prisoner can use § 2241 to challenge the conviction or
imposition of his sentence. But a petitioner cannot bring a
§ 2241 petition as an alternate or additional remedy to
the one available under § 2255. See 28 U.S.C.
§ 2255(e); Hernandez v. Lamanna, 16 F.
App’x 317, 320 (6th Cir. 2001).
recently, claims alleging actual innocence of a sentence
enhancement could not be raised under § 2241. See,
e.g., Jones v. Castillo, 489 F. App’x
864, 866 (6th Cir. 2012). But Hill v. Masters
allowed a petitioner to challenge his misapplied sentence
where he could show “(1) a case of statutory
interpretation, (2) that is retroactive and could not have
been invoked in the initial § 2255 motion, and (3) that
the misapplied sentence presents an error sufficiently grave
to be deemed a miscarriage of justice or fundamental
defect.” See 836 F.3d at 595 (citing Brown
v. Caraway, 719 F.3d 583, 586 (7th Cir. 2013)).
does not fit within the extraordinarily narrow framework set
forth in Hill for several reasons. First, he does
not explain why he could not bring the argument presented in
this petition in his initial § 2255 motion. Put another
way, Hernandez fails to demonstrate that he had “no
prior reasonable opportunity to bring his argument for
relief.” Wright v. Spaulding, ___ F.3d ___,
No. 17-4257, at *13 (6th Cir. Sept. 19, 2019). As the Sixth
Circuit recently explained, “a claim for habeas relief
is more than the talismanic force of a new case name. A new
case matters only, if at all, because of the new legal
arguments it makes available.” Id. at *14
(emphasis in original). Hernandez alleges the imposition of
his sentence enhancement violated the Sixth Amendment, but he
has not identified anything that prevented him from making
this argument at his sentencing, on direct appeal, or in his
initial § 2255 motion. See Id . at *15.
also fails to identify a retroactive decision of statutory
interpretation that applies to his sentence.
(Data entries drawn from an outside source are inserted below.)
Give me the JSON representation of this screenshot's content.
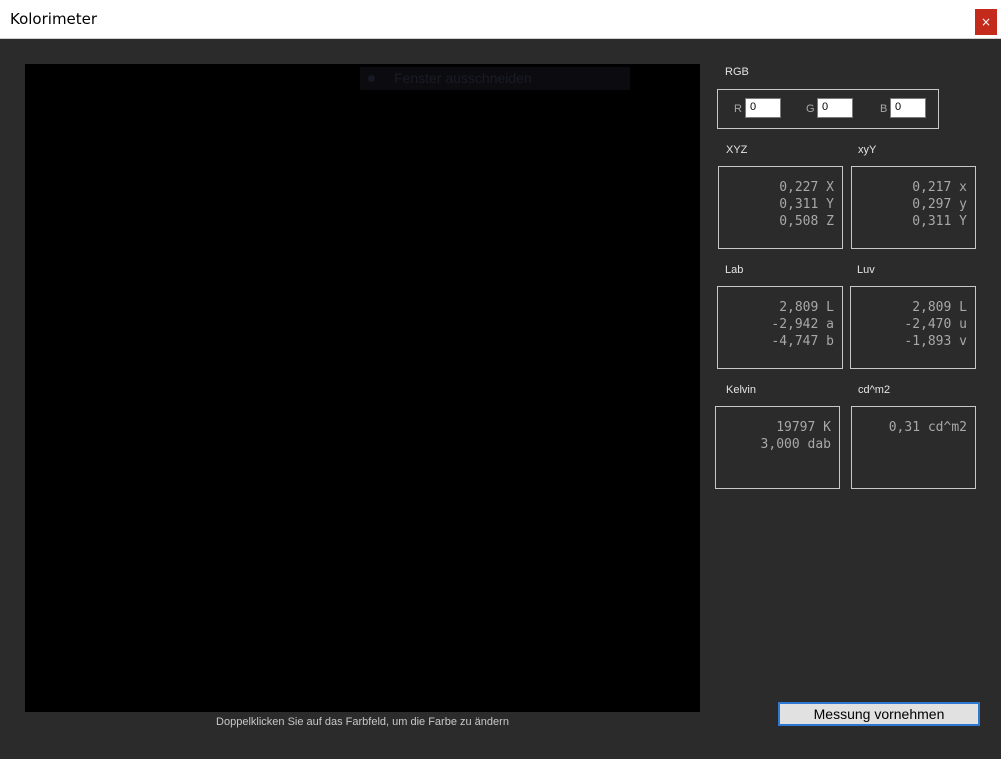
{
  "window": {
    "title": "Kolorimeter",
    "close_glyph": "×"
  },
  "swatch": {
    "color": "#000000",
    "capture_label": "Fenster ausschneiden",
    "hint": "Doppelklicken Sie auf das Farbfeld, um die Farbe zu ändern"
  },
  "rgb": {
    "label": "RGB",
    "r_label": "R",
    "r_value": "0",
    "g_label": "G",
    "g_value": "0",
    "b_label": "B",
    "b_value": "0"
  },
  "xyz": {
    "label": "XYZ",
    "line1": "0,227 X",
    "line2": "0,311 Y",
    "line3": "0,508 Z"
  },
  "xyy": {
    "label": "xyY",
    "line1": "0,217 x",
    "line2": "0,297 y",
    "line3": "0,311 Y"
  },
  "lab": {
    "label": "Lab",
    "line1": "2,809 L",
    "line2": "-2,942 a",
    "line3": "-4,747 b"
  },
  "luv": {
    "label": "Luv",
    "line1": "2,809 L",
    "line2": "-2,470 u",
    "line3": "-1,893 v"
  },
  "kelvin": {
    "label": "Kelvin",
    "line1": "19797 K",
    "line2": "3,000 dab"
  },
  "luminance": {
    "label": "cd^m2",
    "line1": "0,31 cd^m2"
  },
  "actions": {
    "measure_label": "Messung vornehmen"
  }
}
He primarily
relies on Alleyne v. United States, 570 U.S. 99
(2013), and Robinson v. Woods, 901 F.3d 710 (6th
Cir. 2018), to argue that his sentence was improperly
enhanced. [Record No. 1-1] But neither holding is a
retroactive decision of statutory interpretation. See In
re Mazzio, 756 F.3d 487, 489-90 (6th Cir. 2014)
(explaining Alleyne is not retroactive on collateral
review); In re Payne, 733 F.3d 1027, 1029 (10th Cir.
2013) (identifying Alleyne as a new rule of
constitutional-not statutory-interpretation). The same is
true for the other cases to which Hernandez gives a hat
tip.Therefore, Hernandez does not fit within
the narrow category of petitioners allowed to challenge their
sentences under § 2241. See Hill, 836 F.3d at
595; Wright, ___ F.3d ___, No. 18-4257 (6th Cir.
Sept. 19, 2019).
it is hereby
that Petitioner Antonio Hernandez, Jr.’s petition for a
writ of habeas corpus [Record No. 1] is